Use in Spain

Falange Española , the party founded by Jose Antonio Primo de Rivera in 1933 , began the use of the fascist greeting, denominated “Iberian greeting” by its leaders. After the unification of traditionalist and Falangist movements in a single party , FET de las JONS , and in particular after the end of the Civil War, the greeting becomes one of the symbols of the so-called National Movement . Between the 17 of July of 1936 and the 11 of September of 1945 the greeting was obligatory in all the national territory. After the defeat of the Axis in World War II, the salutation ceases to have official character, in order to give a good impression to the countries winners of the war. For example, in the Spanish film of Francoist exaltation, Raza , eliminated all scenes where the soldiers of the revolted side greet with the arm raised. However, in the multitudinous gatherings convened by the regime in honor of Franco , attendees raised their right arm in tones the Face to the sun as an adherence to the regime.

In 1976 , with the resignation of President Carlos Arias Navarro , the greeting loses its de facto “semi-official” character.

After 1945

The Roman greeting, on which Hitler’s greeting was based, was used in different countries as well as for different purposes during World War II . For example, the Bellamy greeting , used in the United States as Pledge of Allegiance in the late nineteenth century and early twentieth century , was a version of the Roman greeting with some similarities to the Nazi salute.

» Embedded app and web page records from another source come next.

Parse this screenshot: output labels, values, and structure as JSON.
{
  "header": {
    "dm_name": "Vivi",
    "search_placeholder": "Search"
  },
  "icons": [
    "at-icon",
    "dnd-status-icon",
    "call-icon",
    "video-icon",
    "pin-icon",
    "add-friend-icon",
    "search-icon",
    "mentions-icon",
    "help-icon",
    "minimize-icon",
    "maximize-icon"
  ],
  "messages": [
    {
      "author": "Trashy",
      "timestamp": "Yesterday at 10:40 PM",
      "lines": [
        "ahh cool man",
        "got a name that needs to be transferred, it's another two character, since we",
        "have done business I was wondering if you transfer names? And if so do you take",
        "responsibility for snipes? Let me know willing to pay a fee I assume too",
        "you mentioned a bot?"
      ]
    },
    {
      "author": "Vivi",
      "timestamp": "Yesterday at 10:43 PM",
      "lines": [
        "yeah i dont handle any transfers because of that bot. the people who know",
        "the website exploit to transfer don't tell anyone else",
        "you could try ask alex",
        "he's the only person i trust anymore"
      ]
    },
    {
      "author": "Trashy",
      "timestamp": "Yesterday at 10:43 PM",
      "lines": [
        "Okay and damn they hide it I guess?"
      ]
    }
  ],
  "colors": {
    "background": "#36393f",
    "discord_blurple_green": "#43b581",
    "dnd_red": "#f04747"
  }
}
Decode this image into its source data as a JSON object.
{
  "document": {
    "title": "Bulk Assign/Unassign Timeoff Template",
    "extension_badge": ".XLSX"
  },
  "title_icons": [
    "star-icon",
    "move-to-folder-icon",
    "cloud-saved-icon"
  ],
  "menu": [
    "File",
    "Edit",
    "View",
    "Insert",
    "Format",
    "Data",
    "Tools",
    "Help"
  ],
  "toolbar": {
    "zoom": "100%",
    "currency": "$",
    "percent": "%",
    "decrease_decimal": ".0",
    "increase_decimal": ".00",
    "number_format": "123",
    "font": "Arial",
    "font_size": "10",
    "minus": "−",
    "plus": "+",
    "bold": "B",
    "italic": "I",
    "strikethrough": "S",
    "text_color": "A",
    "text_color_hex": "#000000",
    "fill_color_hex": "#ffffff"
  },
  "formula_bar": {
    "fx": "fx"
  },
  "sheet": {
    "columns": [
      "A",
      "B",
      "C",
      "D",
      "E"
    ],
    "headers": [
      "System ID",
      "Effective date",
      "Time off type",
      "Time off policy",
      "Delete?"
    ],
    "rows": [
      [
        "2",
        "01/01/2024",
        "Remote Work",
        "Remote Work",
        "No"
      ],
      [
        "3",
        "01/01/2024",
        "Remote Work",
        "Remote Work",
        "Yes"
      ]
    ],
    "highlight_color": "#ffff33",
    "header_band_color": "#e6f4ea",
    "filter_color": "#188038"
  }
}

The Bellamy greeting was abandoned since 1942 precisely because of its similarity. The same happened with other greetings and greeting forms based on the Roman greeting throughout the world. In Chile , [ citation needed ] and Mexico [ citation needed ] the Roman greeting during the Pledge of Allegiance is used as a greeting .

The greeting as it is known has been banned in Germany and Austria since the end of World War II. A version of the greeting used by Michael Kühnen employs an extended thumb. Currently in Germany the use of the expression “Sieg Heil” is a crime , except for educational, scientific or artistic purposes. [ Citation needed ]


  1. Back to top↑ According to the illustrations shown in the Illustrated Exhibitor , the reconstruction of such ceremonies between the Gauls and the Germans was represented by Augustin Thierry . Illustrated Exhibitor, 1852, vol. 1., pp.165-6
  2. Back to top↑ “Der Nazi-Gruß war aus der spätgermanischen Zeit hergeleitet”; Brockhaus Encyclopedia, 1989, vol. 9, p. 604
  3. Back to top↑ The word in otherlanguagesas English can betranslatedas hale , in the sense of prosperity. The word has a certain meaning like “greeting” and “honor”.